What the exercise asks
Print the data that follows, exactly and completely.

Data records for software interfaces
..............................

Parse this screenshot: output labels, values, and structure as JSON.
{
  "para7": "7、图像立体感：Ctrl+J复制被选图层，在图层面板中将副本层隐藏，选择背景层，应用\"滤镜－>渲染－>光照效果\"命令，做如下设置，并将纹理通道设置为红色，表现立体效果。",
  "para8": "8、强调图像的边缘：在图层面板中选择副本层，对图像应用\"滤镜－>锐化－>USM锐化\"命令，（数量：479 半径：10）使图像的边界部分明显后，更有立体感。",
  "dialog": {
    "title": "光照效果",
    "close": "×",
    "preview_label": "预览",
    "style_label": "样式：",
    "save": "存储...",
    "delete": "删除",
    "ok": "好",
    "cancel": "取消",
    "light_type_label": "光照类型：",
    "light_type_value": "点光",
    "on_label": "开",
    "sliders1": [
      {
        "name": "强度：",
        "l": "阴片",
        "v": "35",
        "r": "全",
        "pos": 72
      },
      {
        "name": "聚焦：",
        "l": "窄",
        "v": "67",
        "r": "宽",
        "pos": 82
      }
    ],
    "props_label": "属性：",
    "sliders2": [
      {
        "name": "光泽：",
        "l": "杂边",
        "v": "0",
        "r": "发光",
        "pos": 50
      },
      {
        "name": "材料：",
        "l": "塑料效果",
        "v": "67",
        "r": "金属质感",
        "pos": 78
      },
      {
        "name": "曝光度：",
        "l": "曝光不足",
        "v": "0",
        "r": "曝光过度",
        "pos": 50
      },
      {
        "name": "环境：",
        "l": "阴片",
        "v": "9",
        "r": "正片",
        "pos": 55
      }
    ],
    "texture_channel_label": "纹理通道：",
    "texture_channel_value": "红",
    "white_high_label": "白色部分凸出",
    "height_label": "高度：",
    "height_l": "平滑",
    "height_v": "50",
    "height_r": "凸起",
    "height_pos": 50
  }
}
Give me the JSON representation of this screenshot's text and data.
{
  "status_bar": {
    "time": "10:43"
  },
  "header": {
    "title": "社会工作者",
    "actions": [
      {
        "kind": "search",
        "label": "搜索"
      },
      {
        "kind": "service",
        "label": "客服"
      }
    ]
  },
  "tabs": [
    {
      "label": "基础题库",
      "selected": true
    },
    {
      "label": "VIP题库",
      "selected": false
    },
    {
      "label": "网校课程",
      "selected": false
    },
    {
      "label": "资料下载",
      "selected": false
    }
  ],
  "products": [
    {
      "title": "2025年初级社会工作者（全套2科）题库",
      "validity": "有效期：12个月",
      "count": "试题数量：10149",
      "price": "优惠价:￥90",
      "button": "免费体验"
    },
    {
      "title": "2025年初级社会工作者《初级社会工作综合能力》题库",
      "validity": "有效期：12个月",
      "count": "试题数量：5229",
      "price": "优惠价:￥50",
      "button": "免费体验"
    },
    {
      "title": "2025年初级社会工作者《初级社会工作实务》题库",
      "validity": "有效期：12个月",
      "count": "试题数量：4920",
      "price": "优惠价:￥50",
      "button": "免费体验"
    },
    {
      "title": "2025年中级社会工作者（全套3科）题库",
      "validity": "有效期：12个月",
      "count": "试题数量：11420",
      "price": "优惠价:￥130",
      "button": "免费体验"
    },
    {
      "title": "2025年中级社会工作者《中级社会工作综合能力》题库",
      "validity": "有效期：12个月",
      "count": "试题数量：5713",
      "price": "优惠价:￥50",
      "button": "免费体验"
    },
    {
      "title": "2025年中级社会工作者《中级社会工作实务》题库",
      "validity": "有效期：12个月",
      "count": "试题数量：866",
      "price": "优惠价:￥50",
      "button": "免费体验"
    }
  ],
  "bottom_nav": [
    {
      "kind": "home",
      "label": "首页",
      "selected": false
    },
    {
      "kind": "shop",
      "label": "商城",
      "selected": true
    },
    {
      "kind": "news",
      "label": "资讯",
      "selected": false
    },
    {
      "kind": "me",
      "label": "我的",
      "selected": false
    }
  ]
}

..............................

Output for this exercise
Parse this screenshot: output labels, values, and structure as JSON.
{
  "para7": "7、图像立体感：Ctrl+J复制被选图层，在图层面板中将副本层隐藏，选择背景层，应用\"滤镜－>渲染－>光照效果\"命令，做如下设置，并将纹理通道设置为红色，表现立体效果。",
  "para8": "8、强调图像的边缘：在图层面板中选择副本层，对图像应用\"滤镜－>锐化－>USM锐化\"命令，（数量：479 半径：10）使图像的边界部分明显后，更有立体感。",
  "dialog": {
    "title": "光照效果",
    "close": "×",
    "preview_label": "预览",
    "style_label": "样式：",
    "save": "存储...",
    "delete": "删除",
    "ok": "好",
    "cancel": "取消",
    "light_type_label": "光照类型：",
    "light_type_value": "点光",
    "on_label": "开",
    "sliders1": [
      {
        "name": "强度：",
        "l": "阴片",
        "v": "35",
        "r": "全",
        "pos": 72
      },
      {
        "name": "聚焦：",
        "l": "窄",
        "v": "67",
        "r": "宽",
        "pos": 82
      }
    ],
    "props_label": "属性：",
    "sliders2": [
      {
        "name": "光泽：",
        "l": "杂边",
        "v": "0",
        "r": "发光",
        "pos": 50
      },
      {
        "name": "材料：",
        "l": "塑料效果",
        "v": "67",
        "r": "金属质感",
        "pos": 78
      },
      {
        "name": "曝光度：",
        "l": "曝光不足",
        "v": "0",
        "r": "曝光过度",
        "pos": 50
      },
      {
        "name": "环境：",
        "l": "阴片",
        "v": "9",
        "r": "正片",
        "pos": 55
      }
    ],
    "texture_channel_label": "纹理通道：",
    "texture_channel_value": "红",
    "white_high_label": "白色部分凸出",
    "height_label": "高度：",
    "height_l": "平滑",
    "height_v": "50",
    "height_r": "凸起",
    "height_pos": 50
  }
}
Give me the JSON representation of this screenshot's text and data.
{
  "status_bar": {
    "time": "10:43"
  },
  "header": {
    "title": "社会工作者",
    "actions": [
      {
        "kind": "search",
        "label": "搜索"
      },
      {
        "kind": "service",
        "label": "客服"
      }
    ]
  },
  "tabs": [
    {
      "label": "基础题库",
      "selected": true
    },
    {
      "label": "VIP题库",
      "selected": false
    },
    {
      "label": "网校课程",
      "selected": false
    },
    {
      "label": "资料下载",
      "selected": false
    }
  ],
  "products": [
    {
      "title": "2025年初级社会工作者（全套2科）题库",
      "validity": "有效期：12个月",
      "count": "试题数量：10149",
      "price": "优惠价:￥90",
      "button": "免费体验"
    },
    {
      "title": "2025年初级社会工作者《初级社会工作综合能力》题库",
      "validity": "有效期：12个月",
      "count": "试题数量：5229",
      "price": "优惠价:￥50",
      "button": "免费体验"
    },
    {
      "title": "2025年初级社会工作者《初级社会工作实务》题库",
      "validity": "有效期：12个月",
      "count": "试题数量：4920",
      "price": "优惠价:￥50",
      "button": "免费体验"
    },
    {
      "title": "2025年中级社会工作者（全套3科）题库",
      "validity": "有效期：12个月",
      "count": "试题数量：11420",
      "price": "优惠价:￥130",
      "button": "免费体验"
    },
    {
      "title": "2025年中级社会工作者《中级社会工作综合能力》题库",
      "validity": "有效期：12个月",
      "count": "试题数量：5713",
      "price": "优惠价:￥50",
      "button": "免费体验"
    },
    {
      "title": "2025年中级社会工作者《中级社会工作实务》题库",
      "validity": "有效期：12个月",
      "count": "试题数量：866",
      "price": "优惠价:￥50",
      "button": "免费体验"
    }
  ],
  "bottom_nav": [
    {
      "kind": "home",
      "label": "首页",
      "selected": false
    },
    {
      "kind": "shop",
      "label": "商城",
      "selected": true
    },
    {
      "kind": "news",
      "label": "资讯",
      "selected": false
    },
    {
      "kind": "me",
      "label": "我的",
      "selected": false
    }
  ]
}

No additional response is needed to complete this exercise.